Reference channel noise MEG data set


This dataset was obtained with a 4D Neuroimaging / BTi system at the University Clinic - Erlangen, Germany. There are powerful bursts of external magnetic noise throughout the recording, which make it a good example for automatic noise removal techniques.

Miscellaneous Datasets

These datasets are used for specific purposes in the documentation and in general are not useful for separate analyses.



For convenience, we provide a function to separately download and extract the (or update an existing) fsaverage subject.

Infant template MRIs


This function will download an infant template MRI from 7 along with MNE-specific files.

ECoG Dataset

mne.datasets.misc.data_path(). Data exists at /ecog/sample_ecog.mat.

This dataset contains a sample Electrocorticography (ECoG) dataset. It includes a single grid of electrodes placed over the temporal lobe during an auditory listening task. This dataset is primarily used to demonstrate visualization functions in MNE and does not contain useful metadata for analysis.


LIMO Dataset

In the original LIMO experiment (see 8), participants performed a two-alternative forced choice task, discriminating between two face stimuli. Subjects discriminated the same two faces during the whole experiment. The critical manipulation consisted of the level of noise added to the face-stimuli during the task, making the faces more or less discernible to the observer.
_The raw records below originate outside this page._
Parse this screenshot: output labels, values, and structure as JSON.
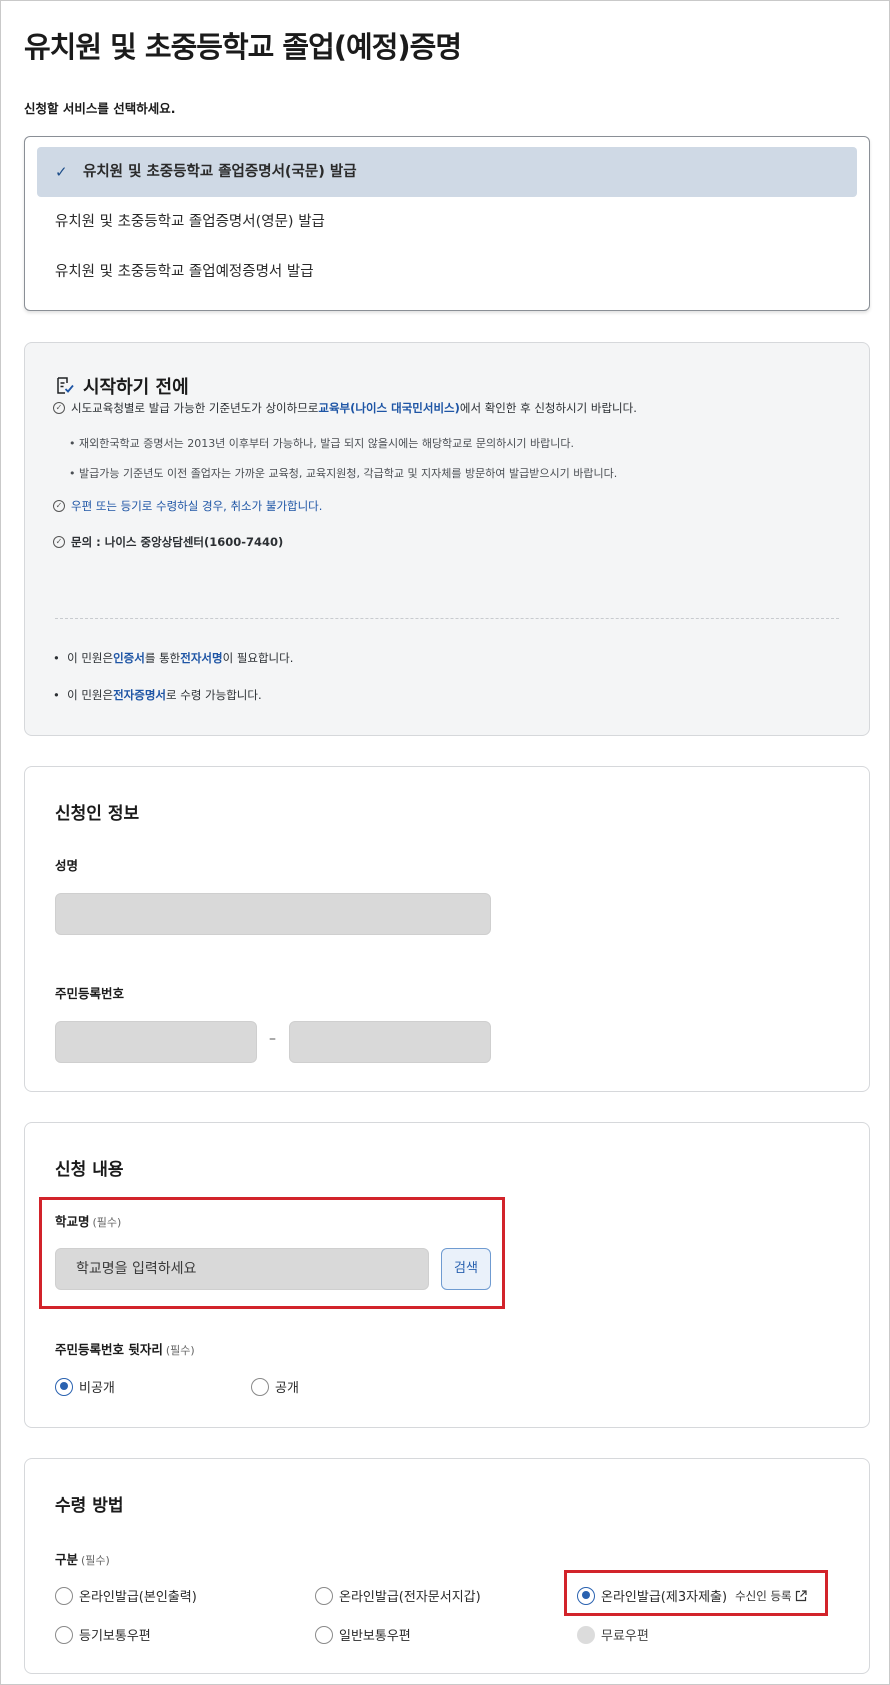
{
  "page_title": "유치원 및 초중등학교 졸업(예정)증명",
  "instruction": "신청할 서비스를 선택하세요.",
  "services": [
    {
      "label": "유치원 및 초중등학교 졸업증명서(국문) 발급",
      "selected": true
    },
    {
      "label": "유치원 및 초중등학교 졸업증명서(영문) 발급",
      "selected": false
    },
    {
      "label": "유치원 및 초중등학교 졸업예정증명서 발급",
      "selected": false
    }
  ],
  "notice": {
    "title": "시작하기 전에",
    "item1_pre": "시도교육청별로 발급 가능한 기준년도가 상이하므로 ",
    "item1_link": "교육부(나이스 대국민서비스)",
    "item1_post": "에서 확인한 후 신청하시기 바랍니다.",
    "sub1": "재외한국학교 증명서는 2013년 이후부터 가능하나, 발급 되지 않을시에는 해당학교로 문의하시기 바랍니다.",
    "sub2": "발급가능 기준년도 이전 졸업자는 가까운 교육청, 교육지원청, 각급학교 및 지자체를 방문하여 발급받으시기 바랍니다.",
    "item2": "우편 또는 등기로 수령하실 경우, 취소가 불가합니다.",
    "item3": "문의 : 나이스 중앙상담센터(1600-7440)",
    "b1_pre": "이 민원은 ",
    "b1_k1": "인증서",
    "b1_mid": "를 통한 ",
    "b1_k2": "전자서명",
    "b1_post": "이 필요합니다.",
    "b2_pre": "이 민원은 ",
    "b2_k": "전자증명서",
    "b2_post": "로 수령 가능합니다."
  },
  "applicant": {
    "title": "신청인 정보",
    "name_label": "성명",
    "rrn_label": "주민등록번호",
    "dash": "–"
  },
  "application": {
    "title": "신청 내용",
    "school_label": "학교명",
    "required": "(필수)",
    "school_placeholder": "학교명을 입력하세요",
    "search_button": "검색",
    "rrn_back_label": "주민등록번호 뒷자리",
    "rrn_options": [
      {
        "label": "비공개",
        "selected": true
      },
      {
        "label": "공개",
        "selected": false
      }
    ]
  },
  "receipt": {
    "title": "수령 방법",
    "type_label": "구분",
    "required": "(필수)",
    "options": [
      {
        "label": "온라인발급(본인출력)",
        "selected": false
      },
      {
        "label": "온라인발급(전자문서지갑)",
        "selected": false
      },
      {
        "label": "온라인발급(제3자제출)",
        "selected": true
      },
      {
        "label": "등기보통우편",
        "selected": false
      },
      {
        "label": "일반보통우편",
        "selected": false
      },
      {
        "label": "무료우편",
        "selected": false,
        "disabled": true
      }
    ],
    "recipient_link": "수신인 등록"
  }
}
The presented faces varied across a noise-signal (or phase-coherence) continuum spanning from 0 to 100% in increasing steps of 10%. In other words, faces with high phase-coherence (e.g., 90%) were easy to identify, while faces with low phase-coherence (e.g., 10%) were hard to identify and by extension hard to discriminate.




Gerwin Schalk, Dennis J. McFarland, Thilo Hinterberger, Niels Birbaumer, and Jonathan R. Wolpaw. BCI2000: a general-purpose brain-computer interface (BCI) system. IEEE Transactions on Biomedical Engineering, 51(6):1034–1043, 2004. doi:10.1109/TBME.2004.827072.


Ary L. Goldberger, Luis A. N. Amaral, Leon Glass, Jeffrey M. Hausdorff, Plamen Ch. Ivanov, Roger G. Mark, Joseph E. Mietus, George B. Moody, Chung-Kang Peng, and H. Eugene Stanley. PhysioBank, PhysioToolkit, and PhysioNet: Components of a new research resource for complex physiologic signals. Circulation, 2000. doi:10.1161/01.CIR.101.23.e215.


Radoslaw Martin Cichy, Dimitrios Pantazis, and Aude Oliva. Resolving human object recognition in space and time. Nature Neuroscience, 17(3):455–462, 2014. doi:10.1038/nn.3635.


Michael J. Crosse, Giovanni M. Di Liberto, Adam Bednar, and Edmund C. Lalor. The multivariate temporal response function (mTRF) toolbox: a MATLAB toolbox for relating neural signals to continuous stimuli. Frontiers in Human Neuroscience, 2016. doi:10.3389/fnhum.2016.00604.


Stéphane Dufau, Jonathan Grainger, Katherine J. Midgley, and Phillip J. Holcomb. A thousand words are worth a picture: snapshots of printed-word processing in an event-related potential megastudy. Psychological Science, 26(12):1887–1897, 2015. doi:10.1177/0956797615603934.


B. Kemp, A. H. Zwinderman, B. Tuk, H. A. C. Kamphuisen, and J. J. L. Oberyé. Analysis of a sleep-dependent neuronal feedback loop: the slow-wave microcontinuity of the EEG. IEEE Transactions on Biomedical Engineering, 47(9):1185–1194, 2000. doi:10.1109/10.867928.


Christian O’Reilly, Eric Larson, John E. Richards, and Mayada Elsabbagh. Structural templates for imaging EEG cortical sources in infants. NeuroImage, 227:117682, February 2021. URL: (visited on 2021-01-12), doi:10.1016/j.neuroimage.2020.117682.


Guillaume A. Rousselet, Carl M. Gaspar, Cyril R. Pernet, Jesse S. Husk, Patrick J. Bennett, and Allison B. Sekuler. Healthy aging delays scalp EEG sensitivity to noise in a face discrimination task. Frontiers in Psychology, 1(19):1–14, 2010. doi:10.3389/fpsyg.2010.00019.